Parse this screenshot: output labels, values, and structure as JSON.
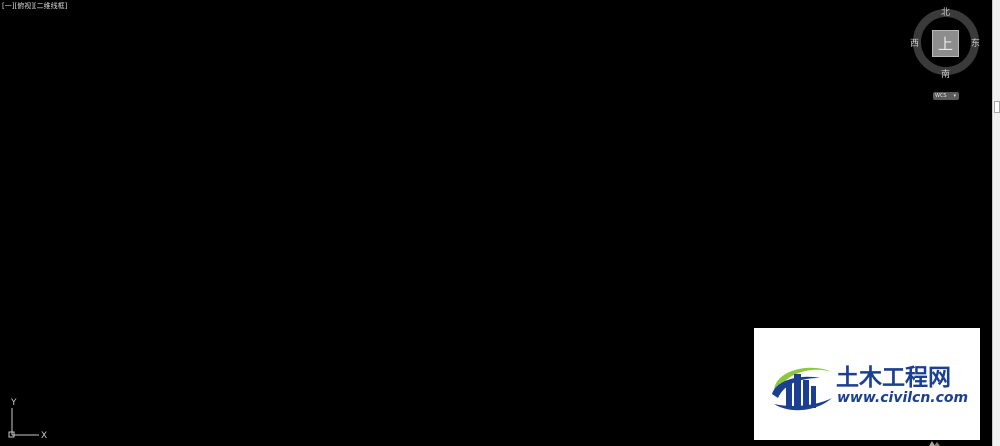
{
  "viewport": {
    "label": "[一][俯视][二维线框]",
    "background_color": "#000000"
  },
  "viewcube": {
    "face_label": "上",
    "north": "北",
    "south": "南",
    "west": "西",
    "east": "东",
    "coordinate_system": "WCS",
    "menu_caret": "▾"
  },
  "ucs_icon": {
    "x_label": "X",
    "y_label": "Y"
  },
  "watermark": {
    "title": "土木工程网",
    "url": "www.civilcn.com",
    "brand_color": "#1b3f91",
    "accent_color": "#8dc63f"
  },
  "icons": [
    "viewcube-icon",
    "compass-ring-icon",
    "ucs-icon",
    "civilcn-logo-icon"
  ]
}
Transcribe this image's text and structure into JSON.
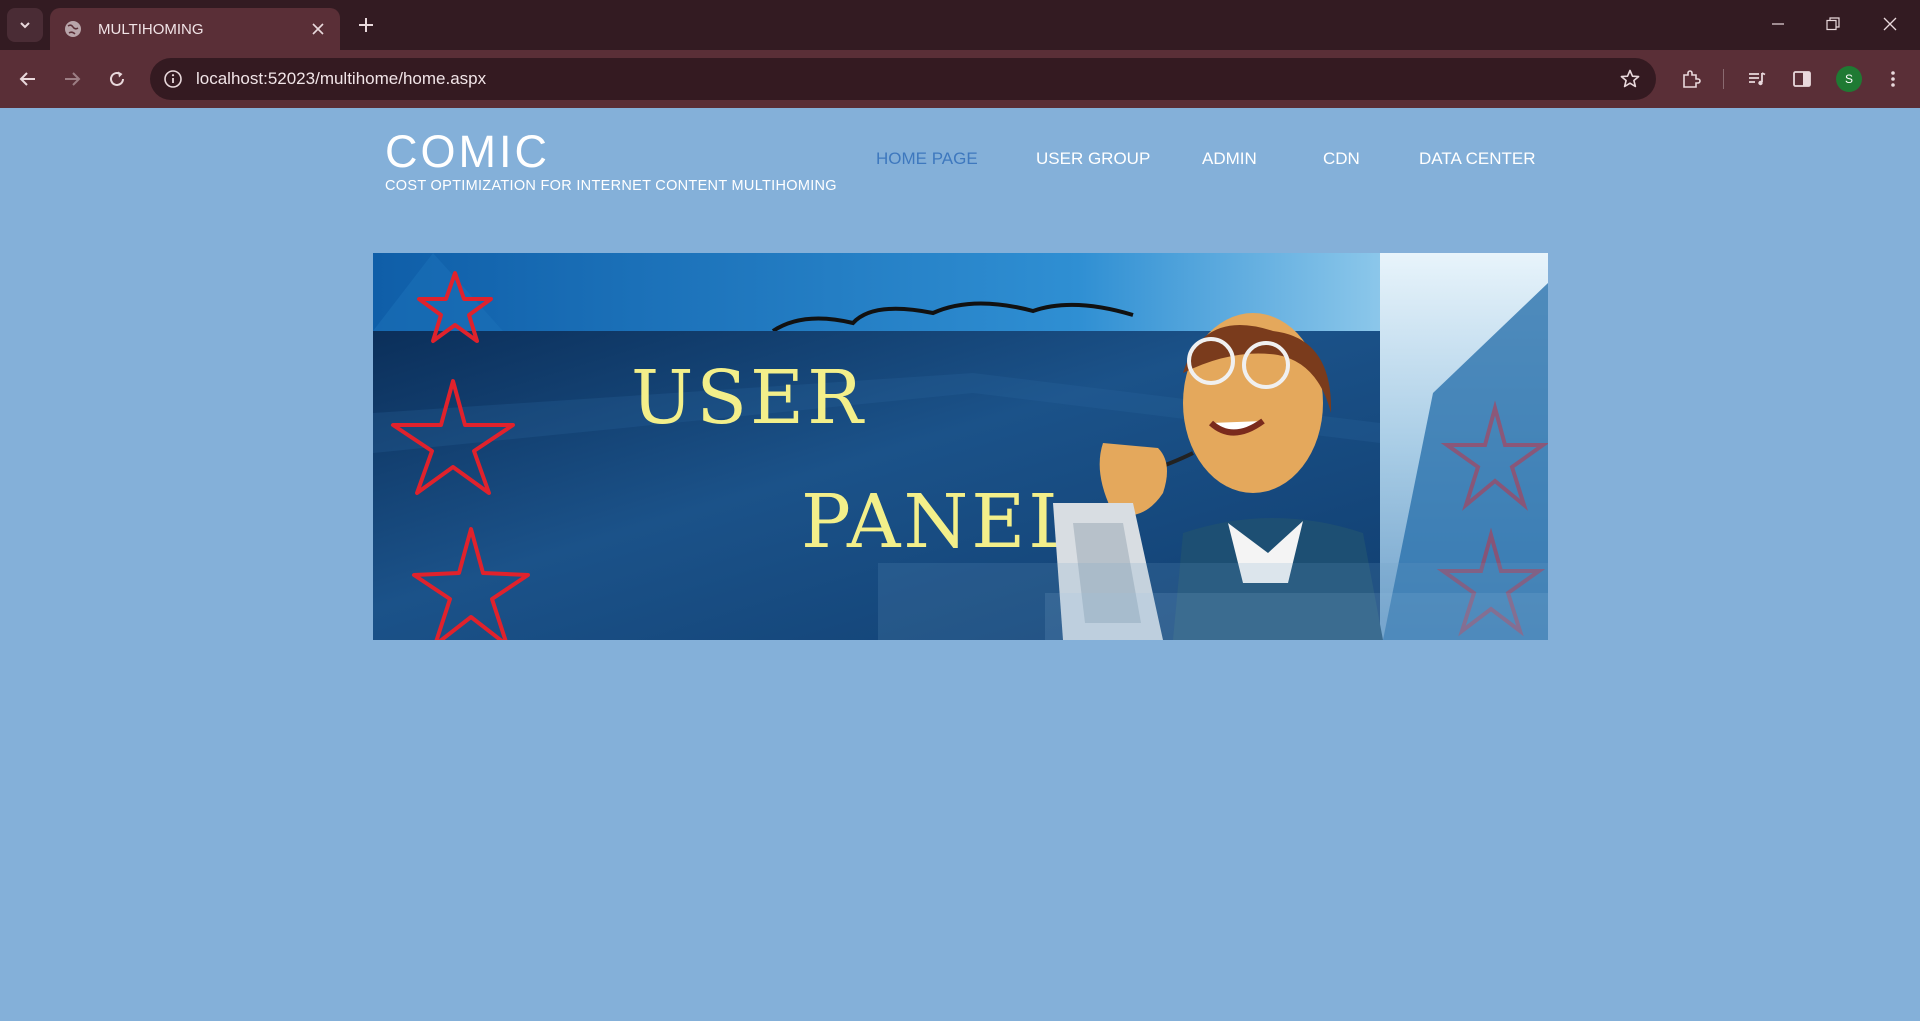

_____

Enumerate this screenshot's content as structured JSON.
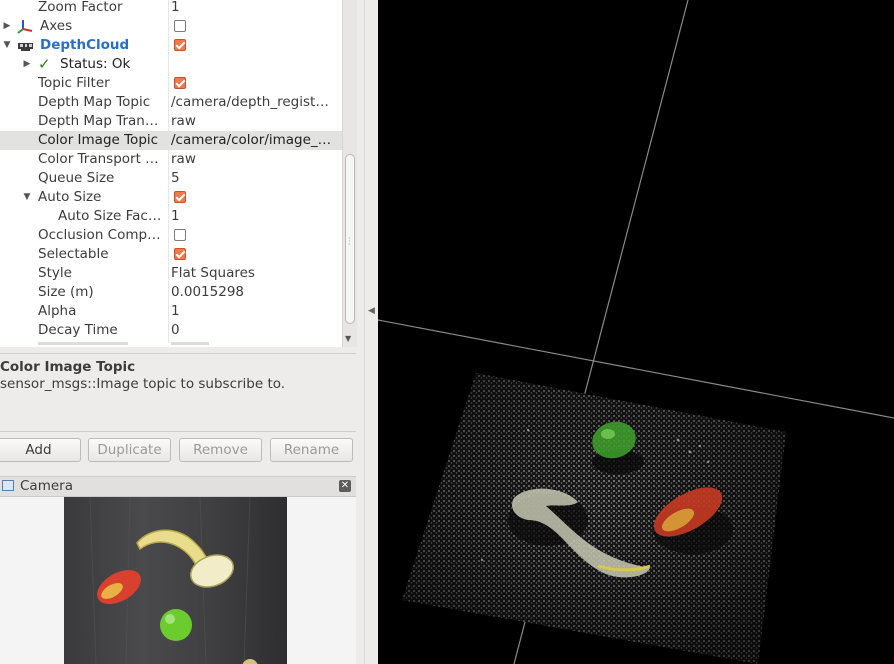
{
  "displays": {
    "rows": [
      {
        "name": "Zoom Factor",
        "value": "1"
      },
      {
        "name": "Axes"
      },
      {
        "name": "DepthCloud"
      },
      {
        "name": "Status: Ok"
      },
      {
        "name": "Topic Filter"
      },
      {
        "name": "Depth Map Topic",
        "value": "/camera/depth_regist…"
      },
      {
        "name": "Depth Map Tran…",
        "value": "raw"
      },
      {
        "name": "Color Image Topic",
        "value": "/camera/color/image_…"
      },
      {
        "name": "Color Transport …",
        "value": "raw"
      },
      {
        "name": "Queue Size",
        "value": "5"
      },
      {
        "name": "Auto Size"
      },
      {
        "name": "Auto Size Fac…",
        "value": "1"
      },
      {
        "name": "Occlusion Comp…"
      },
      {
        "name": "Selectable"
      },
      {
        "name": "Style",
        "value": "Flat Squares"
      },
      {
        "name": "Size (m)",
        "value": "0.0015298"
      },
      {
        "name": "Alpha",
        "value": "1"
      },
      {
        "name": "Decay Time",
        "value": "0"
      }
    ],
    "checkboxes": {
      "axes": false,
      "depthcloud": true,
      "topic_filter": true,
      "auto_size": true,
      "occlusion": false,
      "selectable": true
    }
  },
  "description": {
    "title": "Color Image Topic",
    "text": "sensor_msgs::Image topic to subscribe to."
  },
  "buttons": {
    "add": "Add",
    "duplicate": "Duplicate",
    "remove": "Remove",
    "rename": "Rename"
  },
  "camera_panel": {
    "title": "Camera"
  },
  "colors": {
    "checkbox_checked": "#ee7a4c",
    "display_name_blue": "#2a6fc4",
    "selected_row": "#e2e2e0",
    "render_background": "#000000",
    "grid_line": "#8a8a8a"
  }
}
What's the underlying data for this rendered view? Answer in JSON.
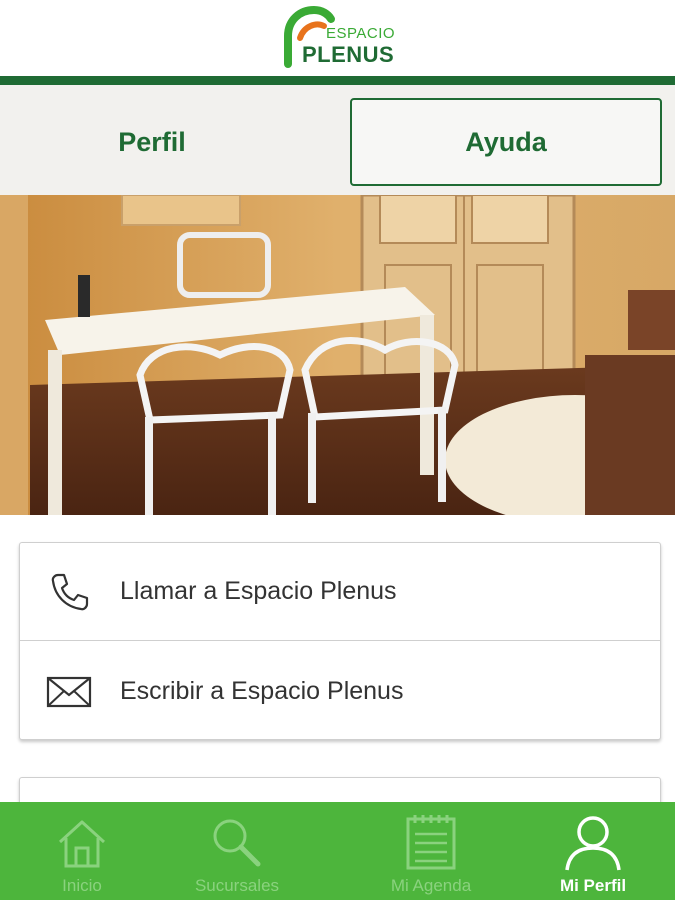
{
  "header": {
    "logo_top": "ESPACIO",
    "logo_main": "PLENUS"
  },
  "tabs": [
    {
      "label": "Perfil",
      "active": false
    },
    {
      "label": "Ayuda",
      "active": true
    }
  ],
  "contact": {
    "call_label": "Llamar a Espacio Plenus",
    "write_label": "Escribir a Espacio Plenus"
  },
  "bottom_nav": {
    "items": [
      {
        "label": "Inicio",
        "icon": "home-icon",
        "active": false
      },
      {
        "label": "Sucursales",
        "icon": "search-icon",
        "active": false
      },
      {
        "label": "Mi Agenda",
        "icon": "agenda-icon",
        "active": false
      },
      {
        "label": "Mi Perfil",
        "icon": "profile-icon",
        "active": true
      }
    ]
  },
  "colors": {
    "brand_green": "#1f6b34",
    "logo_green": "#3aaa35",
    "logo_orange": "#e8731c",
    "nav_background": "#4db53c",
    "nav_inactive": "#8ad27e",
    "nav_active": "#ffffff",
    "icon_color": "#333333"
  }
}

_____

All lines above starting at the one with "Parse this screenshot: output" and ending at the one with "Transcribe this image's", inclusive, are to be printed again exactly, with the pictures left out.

Parse this screenshot: output labels, values, and structure as JSON.
{
  "viewport": {
    "label": "[一][俯视][二维线框]",
    "background_color": "#000000"
  },
  "viewcube": {
    "face_label": "上",
    "north": "北",
    "south": "南",
    "west": "西",
    "east": "东",
    "coordinate_system": "WCS",
    "menu_caret": "▾"
  },
  "ucs_icon": {
    "x_label": "X",
    "y_label": "Y"
  },
  "watermark": {
    "title": "土木工程网",
    "url": "www.civilcn.com",
    "brand_color": "#1b3f91",
    "accent_color": "#8dc63f"
  },
  "icons": [
    "viewcube-icon",
    "compass-ring-icon",
    "ucs-icon",
    "civilcn-logo-icon"
  ]
}
Transcribe this image's text and structure into JSON.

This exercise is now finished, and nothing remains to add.